The super clubs who draw significantly more global attention, therefore revenue, will not allow an even distribution model and any new system would need to be agreed by at least 14 Premier League clubs.
Instead a whole new way of thinking must be introduced where clubs are rewarded for their sustainability – as promoted by the Fair Game coalition – but, again, there will not be sufficient willpower from the biggest earner.
“You’ll always have big clubs and not so big clubs,” Purcell adds. “The key thing, a consistent theme for years, is that clubs are simply not profitable. So you have questions of sustainability. It’s rare for clubs with parachute payments to make a profit so all it does is compel you to spend more money and if you have other clubs availing of the same payments then that is your competitive set.
“Financial sustainability is an operational characteristic that needs to be changed. The parachute system proves that no matter how much money you throw at a club there will always be more to throw. The solution must go back to the most basic point: what’s required to make a club profitable?”

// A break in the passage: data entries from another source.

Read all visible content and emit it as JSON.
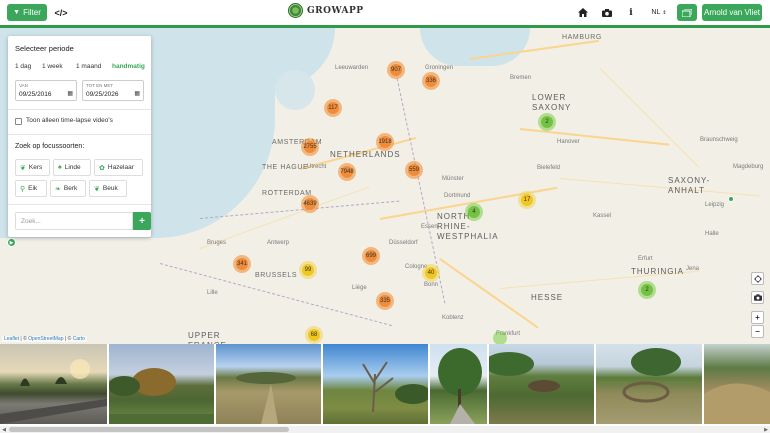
{
  "app": {
    "title": "GROWAPP",
    "filter_label": "Filter",
    "code_icon": "code-icon",
    "language": "NL",
    "user": "Arnold van Vliet"
  },
  "colors": {
    "accent": "#3aa75a",
    "cluster_orange": "#f08732",
    "cluster_yellow": "#f0c20c",
    "cluster_green": "#6ebe3c"
  },
  "panel": {
    "title": "Selecteer periode",
    "periods": [
      "1 dag",
      "1 week",
      "1 maand",
      "handmatig"
    ],
    "active_period": "handmatig",
    "from_label": "VAN",
    "from_value": "09/25/2016",
    "to_label": "TOT EN MET",
    "to_value": "09/25/2026",
    "timelapse_label": "Toon alleen time-lapse video's",
    "focus_title": "Zoek op focussoorten:",
    "species": [
      "Kers",
      "Linde",
      "Hazelaar",
      "Eik",
      "Berk",
      "Beuk"
    ],
    "search_placeholder": "Zoek...",
    "add_label": "+"
  },
  "map": {
    "labels": {
      "countries": [
        "NETHERLANDS",
        "LOWER SAXONY",
        "NORTH RHINE-WESTPHALIA",
        "SAXONY-ANHALT",
        "THURINGIA",
        "HESSE",
        "UPPER FRANCE",
        "BRUSSELS"
      ],
      "cities": [
        "HAMBURG",
        "Leeuwarden",
        "Groningen",
        "Bremen",
        "AMSTERDAM",
        "Hanover",
        "Braunschweig",
        "THE HAGUE",
        "Utrecht",
        "Münster",
        "Bielefeld",
        "Magdeburg",
        "ROTTERDAM",
        "Dortmund",
        "Leipzig",
        "Essen",
        "Kassel",
        "Halle",
        "Bruges",
        "Antwerp",
        "Düsseldorf",
        "Erfurt",
        "Jena",
        "Lille",
        "Cologne",
        "Liège",
        "Bonn",
        "Koblenz",
        "Frankfurt"
      ]
    },
    "clusters": [
      {
        "count": "907",
        "color": "orange"
      },
      {
        "count": "336",
        "color": "orange"
      },
      {
        "count": "117",
        "color": "orange"
      },
      {
        "count": "2755",
        "color": "orange"
      },
      {
        "count": "1918",
        "color": "orange"
      },
      {
        "count": "7948",
        "color": "orange"
      },
      {
        "count": "559",
        "color": "orange"
      },
      {
        "count": "4639",
        "color": "orange"
      },
      {
        "count": "341",
        "color": "orange"
      },
      {
        "count": "699",
        "color": "orange"
      },
      {
        "count": "335",
        "color": "orange"
      },
      {
        "count": "99",
        "color": "yellow"
      },
      {
        "count": "40",
        "color": "yellow"
      },
      {
        "count": "17",
        "color": "yellow"
      },
      {
        "count": "68",
        "color": "yellow"
      },
      {
        "count": "2",
        "color": "green"
      },
      {
        "count": "4",
        "color": "green"
      },
      {
        "count": "2",
        "color": "green"
      }
    ],
    "attribution": {
      "leaflet": "Leaflet",
      "sep1": "| ©",
      "osm": "OpenStreetMap",
      "sep2": "| ©",
      "carto": "Carto"
    },
    "zoom_in": "+",
    "zoom_out": "−"
  },
  "thumbnails": [
    {
      "name": "park-road-sunset"
    },
    {
      "name": "park-trees-bench"
    },
    {
      "name": "dry-field-shrubs"
    },
    {
      "name": "dead-tree-meadow"
    },
    {
      "name": "tree-path"
    },
    {
      "name": "pond-reeds"
    },
    {
      "name": "dry-pond-ring"
    },
    {
      "name": "sandy-bank"
    }
  ]
}
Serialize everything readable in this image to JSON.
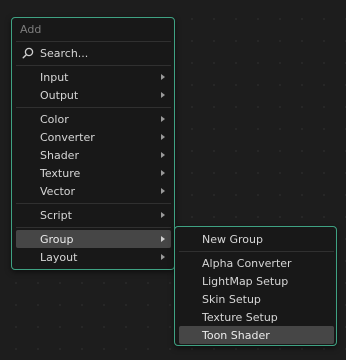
{
  "add_menu": {
    "title": "Add",
    "search_label": "Search...",
    "items": [
      {
        "label": "Input",
        "has_submenu": true
      },
      {
        "label": "Output",
        "has_submenu": true
      },
      {
        "label": "Color",
        "has_submenu": true
      },
      {
        "label": "Converter",
        "has_submenu": true
      },
      {
        "label": "Shader",
        "has_submenu": true
      },
      {
        "label": "Texture",
        "has_submenu": true
      },
      {
        "label": "Vector",
        "has_submenu": true
      },
      {
        "label": "Script",
        "has_submenu": true
      },
      {
        "label": "Group",
        "has_submenu": true,
        "active": true
      },
      {
        "label": "Layout",
        "has_submenu": true
      }
    ]
  },
  "group_submenu": {
    "items": [
      {
        "label": "New Group"
      },
      {
        "label": "Alpha Converter"
      },
      {
        "label": "LightMap Setup"
      },
      {
        "label": "Skin Setup"
      },
      {
        "label": "Texture Setup"
      },
      {
        "label": "Toon Shader",
        "active": true
      }
    ]
  },
  "colors": {
    "accent_border": "#3fa283",
    "menu_bg": "#181818",
    "active_bg": "#464646",
    "canvas_bg": "#1d1d1d"
  }
}
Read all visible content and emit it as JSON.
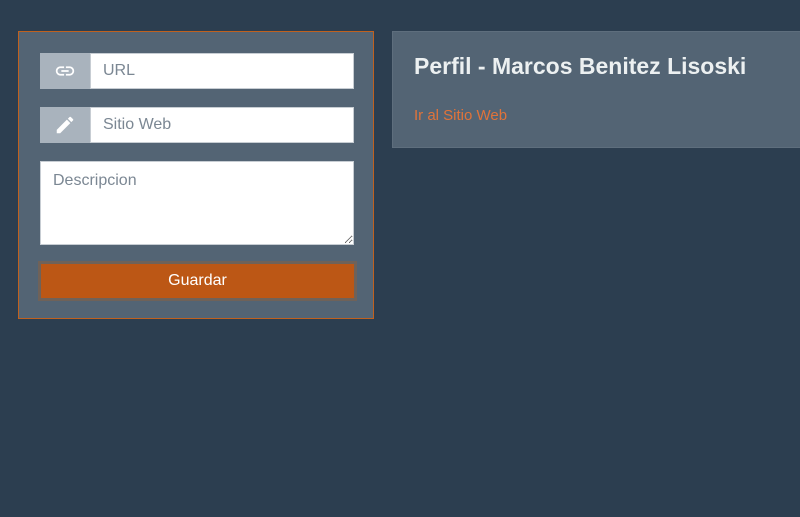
{
  "form": {
    "url_field": {
      "placeholder": "URL",
      "value": "",
      "icon": "link-icon"
    },
    "website_field": {
      "placeholder": "Sitio Web",
      "value": "",
      "icon": "pencil-icon"
    },
    "description_field": {
      "placeholder": "Descripcion",
      "value": ""
    },
    "save_label": "Guardar"
  },
  "profile": {
    "title": "Perfil - Marcos Benitez Lisoski",
    "link_label": "Ir al Sitio Web"
  },
  "colors": {
    "background": "#2c3e50",
    "panel": "#536474",
    "accent": "#bc5715",
    "link": "#e0733a"
  }
}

In an industry where the on-field winners routinely lose financially, that is the great unanswered question. The reality for English football’s middle class is that, with few exceptions, what goes up must come down.